In Malaysia, workers in the electronic industry have long been denied the right to a national union.On 27 May 2009, the Cabinet decided that only unions at regional level would be allowed, unlike the national unions for the other industries. The Western Regional Union (covering Kuala Lumpur, Selangor and Perak) was registered on 1 December 2009 , the Southern Regional Union (Johor, Malacca and Negri Sembilan) on 11 March 2010 , the Northern Region (Penang, Kedah and Perlis) on 31 March 2010 and the Eastern Regional Union (Kelantan, Terengganu and Pahang) on 23 August 2010.
Tuesday, June 04, 2013
Workers at ROHM-Wako Electronics (M) Sdn Bhd at No. 1320, Kawasan Perindustrian Fasa 2, 16100 Pengkalan Chepa, Kelantan had their secret ballot on 28/5/2013 and 29/5/2013 to determine whether the workers in that factory wanted to unionize.
Electronic Industry Employees Union Eastern Region Peninsular Malaysia (EIEUER)[KSIEWTSM (Kesatuan Sekerja Industri Elektronik Wilayah Timur Semenanjung Malaysia)] put in a claim for recognition to ROHM-Wako Electronics (M) Sdn Bhd on or about 16/9/2012 but the company refused to accord recognition, and hence the need for a 'secret ballot' to be conducted at the factory to determine whether 50% plus one of the qualified workers in the factory were in favour of the union.
Number of workers qualified to vote was 1,515 but only 960 workers cast their ballot, and the end result was 909 voted in favour of the union, and 51 voted against.
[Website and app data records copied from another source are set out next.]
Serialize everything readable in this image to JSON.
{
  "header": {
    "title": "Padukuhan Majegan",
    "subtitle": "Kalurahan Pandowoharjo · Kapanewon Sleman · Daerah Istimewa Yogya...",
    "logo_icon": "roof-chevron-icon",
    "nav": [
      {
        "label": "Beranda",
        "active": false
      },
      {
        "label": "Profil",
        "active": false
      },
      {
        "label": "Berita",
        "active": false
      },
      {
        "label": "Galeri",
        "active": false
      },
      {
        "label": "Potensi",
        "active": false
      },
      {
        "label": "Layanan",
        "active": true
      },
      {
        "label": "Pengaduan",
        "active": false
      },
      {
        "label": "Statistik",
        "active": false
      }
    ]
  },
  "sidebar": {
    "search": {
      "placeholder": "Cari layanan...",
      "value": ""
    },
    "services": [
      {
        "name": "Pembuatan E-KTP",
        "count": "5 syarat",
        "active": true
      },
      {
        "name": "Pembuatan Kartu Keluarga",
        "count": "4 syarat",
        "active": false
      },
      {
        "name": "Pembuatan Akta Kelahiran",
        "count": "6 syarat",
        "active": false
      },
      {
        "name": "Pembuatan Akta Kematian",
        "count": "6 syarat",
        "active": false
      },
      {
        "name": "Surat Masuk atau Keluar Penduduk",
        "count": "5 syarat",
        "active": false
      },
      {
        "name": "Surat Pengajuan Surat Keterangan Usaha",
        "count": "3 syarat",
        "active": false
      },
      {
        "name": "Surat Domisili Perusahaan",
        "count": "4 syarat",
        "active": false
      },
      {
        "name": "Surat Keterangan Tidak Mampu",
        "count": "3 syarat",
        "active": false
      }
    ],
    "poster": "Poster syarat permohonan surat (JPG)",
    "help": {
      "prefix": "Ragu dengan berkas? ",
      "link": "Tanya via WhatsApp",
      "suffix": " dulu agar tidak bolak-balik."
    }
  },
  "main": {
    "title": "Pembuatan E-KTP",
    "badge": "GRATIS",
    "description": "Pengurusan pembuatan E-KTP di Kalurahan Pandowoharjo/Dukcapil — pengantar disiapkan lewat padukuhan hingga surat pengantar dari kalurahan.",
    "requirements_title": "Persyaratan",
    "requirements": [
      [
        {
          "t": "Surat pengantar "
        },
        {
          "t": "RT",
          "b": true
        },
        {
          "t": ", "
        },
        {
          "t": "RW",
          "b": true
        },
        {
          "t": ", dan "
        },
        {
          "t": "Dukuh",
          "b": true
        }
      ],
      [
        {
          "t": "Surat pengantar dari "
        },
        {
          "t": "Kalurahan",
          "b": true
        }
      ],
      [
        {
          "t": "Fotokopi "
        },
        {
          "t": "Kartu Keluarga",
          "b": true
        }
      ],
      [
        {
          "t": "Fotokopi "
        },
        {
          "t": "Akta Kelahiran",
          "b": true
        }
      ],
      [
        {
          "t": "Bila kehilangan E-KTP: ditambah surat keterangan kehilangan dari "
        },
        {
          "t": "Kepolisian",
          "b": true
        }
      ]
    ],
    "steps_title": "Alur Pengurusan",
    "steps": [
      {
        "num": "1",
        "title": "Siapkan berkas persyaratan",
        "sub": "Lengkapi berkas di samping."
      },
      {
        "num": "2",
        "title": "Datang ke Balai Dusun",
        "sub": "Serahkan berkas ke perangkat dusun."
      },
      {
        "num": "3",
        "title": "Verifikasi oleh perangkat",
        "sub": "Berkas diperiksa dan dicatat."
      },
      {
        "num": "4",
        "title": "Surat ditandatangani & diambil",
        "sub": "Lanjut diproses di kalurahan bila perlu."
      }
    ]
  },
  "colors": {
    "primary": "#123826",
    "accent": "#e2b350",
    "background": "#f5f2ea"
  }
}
That means 60 percent of the workers (i.e. 909/1515) were in favour of the Union.
Many workers who did not come out to vote were possibly by reason of disinterest, fear or even confusion. There were allegation that memorandum issued to shift workers stipulated the date that they were allowed to vote i.e. on just one of the days, be it 28/5/2013 or 29/5/2013. Workers in the shift that were allowed to vote on 28/5/2013 were not allowed to cast their vote on the 2nd date - the reason is beyond comprehension or logic given that the secret ballot was fixed for 2 days, and as such all workers should have been allowed to come at any day to vote. Allegedly, there was some confusion amongst non-shift workers who allegedly was not covered by the memorandum, they were allegedly only allowed to vote on 28/5/2013 and those who wanted to do so on 29/5/2013. Allegedly, the EIEUER has lodged a complaint about this - be that as it may, the workers and the Union were victorious when they managed to get 60% of workers in favour of the union.
Why did it take so long for the secret ballot to be conducted, i.e. more than eight(8) months after the claim for recognition was made on or about 16/9/2012? The laws and regulations really need to be amended to ensure, that in the event an employer company refuses to accord recognition, then the secret ballot should be conducted speedily, not more that thirty(30) days from the date the company refuses to accord recognition.
Why do companies not immediately accord recognition to unions, and expedite the enjoyment of the right to a recognized union and collective bargaining agreements? They, who respect worker rights, must accord immediate recognition especially when a Union seeking recognition is able to show that a majority of the workers are already members of the Union. The act of delaying recognition is indicative of an employer that really is not keen to respect the fundamental rights of workers to unionize... [The problem also is that the laws allow employers to evade recognition of a workers' right to a union and collective bargaining agreements..]
The additional hurdle facing workers today is the increasing usage of fixed-duration employment contracts(short-term contracts), many a time these are for 1 year or less.
Regular employment until retirement was the norm, which provided the necessary security of tenure - which is needed to ensure a certain amount of financial security to the worker and their families. Malaysian government has failed to ensure that all workers in Malaysia, save maybe migrant workers, do enjoy regular employment. Malaysian government has also failed to LIMIT the percentage of workers that an employer can employ using these short-term employment contracts.
So, if an employer employs all its workers using 1 year employment contracts. Given the time taken for a union to be registered, time taken for a registered union to become a recognised union in the factory, and time for it to work out collective bargaining agreement, workers in such companies would never have a trade union. Worse still, the protection accorded to workers unionizing, i.e. protection from being discriminated against and/or terminated by employers who may try to 'kill' the attempt to unionize have been weaken when workers are let go when their employment contracts expire. There is still no protection for workers employed under short-term employment contracts, so much so that there is no right of continued employment even if the work the worker was doing continues to exist. Employer can simply employ a NEW worker to do the work.